Last Modified: November 1, 2001
Last Updated: 2001-02-02 18:30:55 EST (Reuters Health) - In patients with T1 bladder cancer, the level of muscularis mucosae tumor invasion is a significant independent predictor of disease progression, according to a report by French researchers.
Dr. S. Bernardini and colleagues from the Centre Hospitalo-Universitaire, Besancon reviewed the records of 149 patients with T1 bladder cancer. In these patients, 94 tumors had been diagnosed as stage T1. The mean followup was 64.9 months.
The tumor invasion depth had been identified in all 94 patients. "The frequency by which the muscularis mucosae was identified either partially or totally was about 70%," according to the team's report in the January issue of The Journal of Urology.
The researchers found that 37.2% of the tumors showed p53 nuclear overexpression, Univariate analysis revealed that tumor invasion depth and p53 expression both significantly correlated with disease progression.
"However, on multivariate analysis only invasion depth and associated carcinoma in situ remained independently significant as predictors of progression," Dr. Bernardini's group writes. The researchers believe that "the depth of invasion in stage T1 should be included in the histopathological report" because of its independent predictive ability.
Because the muscularis mucosae layer could not be identified in more than 70% of the patients, "the valid conclusion of this report is that invasion of the muscularis mucosae, if present, should be considered as an independent manifestation of a more aggressive phenotype," Dr. Laurence Klotz from the University of Toronto says in a journal editorial.

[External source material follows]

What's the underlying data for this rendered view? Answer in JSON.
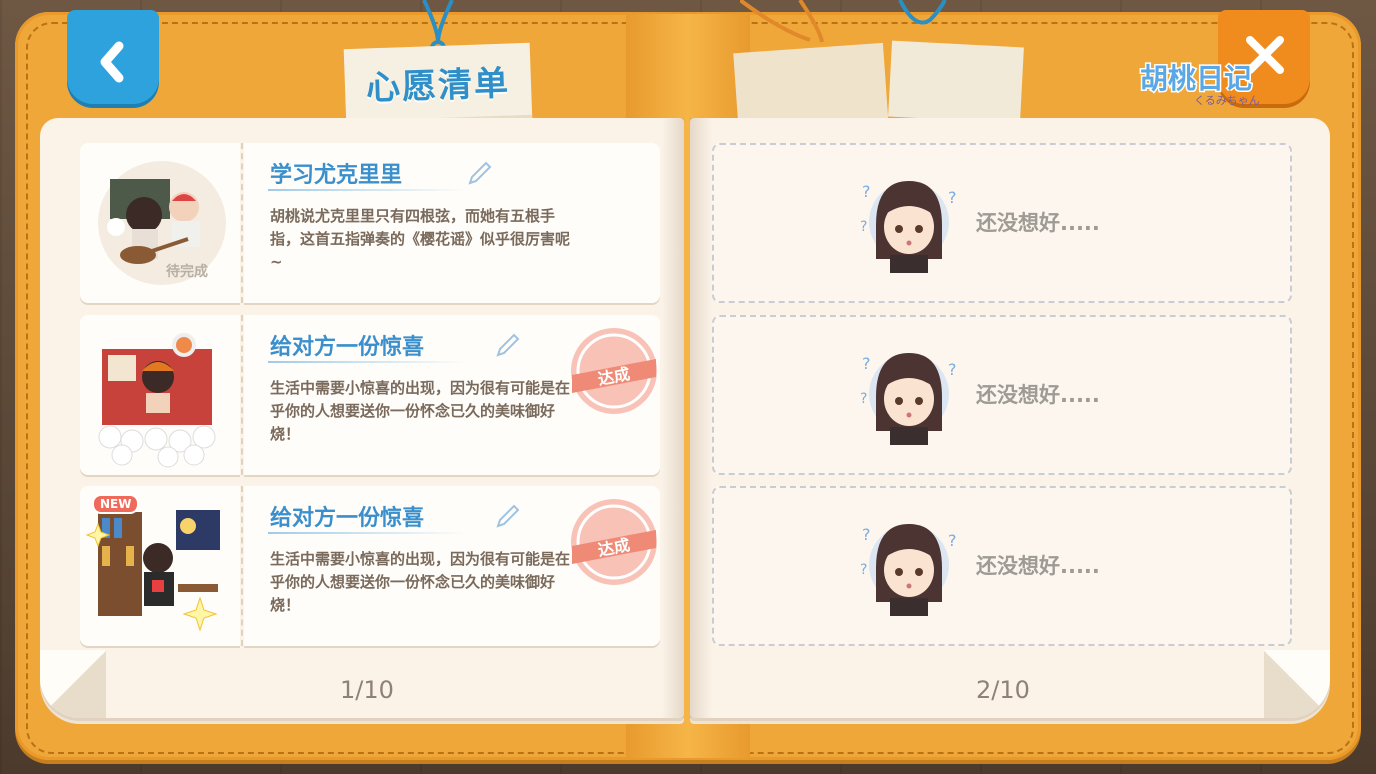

The clinical role of p53 "remains to be definitively elucidated," he adds.